Web page and app entries
......

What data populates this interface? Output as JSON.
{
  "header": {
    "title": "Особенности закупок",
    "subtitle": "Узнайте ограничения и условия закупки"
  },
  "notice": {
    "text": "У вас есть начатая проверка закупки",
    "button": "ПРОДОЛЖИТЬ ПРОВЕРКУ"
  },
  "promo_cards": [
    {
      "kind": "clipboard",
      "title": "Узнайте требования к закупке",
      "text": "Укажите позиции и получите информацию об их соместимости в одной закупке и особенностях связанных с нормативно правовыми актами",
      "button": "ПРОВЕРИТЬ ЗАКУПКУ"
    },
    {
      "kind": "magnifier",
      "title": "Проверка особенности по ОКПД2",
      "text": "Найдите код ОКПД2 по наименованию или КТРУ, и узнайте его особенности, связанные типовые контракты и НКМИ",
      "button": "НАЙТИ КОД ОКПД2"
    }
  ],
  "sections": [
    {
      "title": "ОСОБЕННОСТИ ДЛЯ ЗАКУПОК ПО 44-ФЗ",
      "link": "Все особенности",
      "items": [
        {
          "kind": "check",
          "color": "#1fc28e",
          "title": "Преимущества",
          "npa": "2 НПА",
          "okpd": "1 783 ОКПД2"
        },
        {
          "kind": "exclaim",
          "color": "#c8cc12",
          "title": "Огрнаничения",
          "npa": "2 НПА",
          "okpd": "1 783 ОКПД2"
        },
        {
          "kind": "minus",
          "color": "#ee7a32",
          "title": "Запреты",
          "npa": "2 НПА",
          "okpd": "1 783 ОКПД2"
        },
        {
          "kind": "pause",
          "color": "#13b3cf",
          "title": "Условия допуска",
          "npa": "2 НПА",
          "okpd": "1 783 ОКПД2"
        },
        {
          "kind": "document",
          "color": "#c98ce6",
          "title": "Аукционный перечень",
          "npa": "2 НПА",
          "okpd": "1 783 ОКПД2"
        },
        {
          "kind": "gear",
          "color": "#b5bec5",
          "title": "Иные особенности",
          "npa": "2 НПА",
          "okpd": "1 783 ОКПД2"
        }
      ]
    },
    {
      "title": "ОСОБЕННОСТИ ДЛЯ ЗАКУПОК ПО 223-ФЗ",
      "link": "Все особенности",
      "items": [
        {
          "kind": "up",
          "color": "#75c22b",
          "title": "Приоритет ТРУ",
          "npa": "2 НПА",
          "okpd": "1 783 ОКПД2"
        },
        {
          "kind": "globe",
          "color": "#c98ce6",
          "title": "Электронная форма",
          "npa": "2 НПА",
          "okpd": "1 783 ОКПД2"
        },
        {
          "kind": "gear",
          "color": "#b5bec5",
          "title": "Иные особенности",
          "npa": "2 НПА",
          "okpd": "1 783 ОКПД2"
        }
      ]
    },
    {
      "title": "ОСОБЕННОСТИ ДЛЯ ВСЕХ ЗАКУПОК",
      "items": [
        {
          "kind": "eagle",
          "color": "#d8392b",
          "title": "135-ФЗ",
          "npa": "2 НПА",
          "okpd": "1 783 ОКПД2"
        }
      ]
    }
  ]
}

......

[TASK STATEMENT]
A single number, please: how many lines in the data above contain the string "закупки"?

[WRITTEN RESPONSE]
2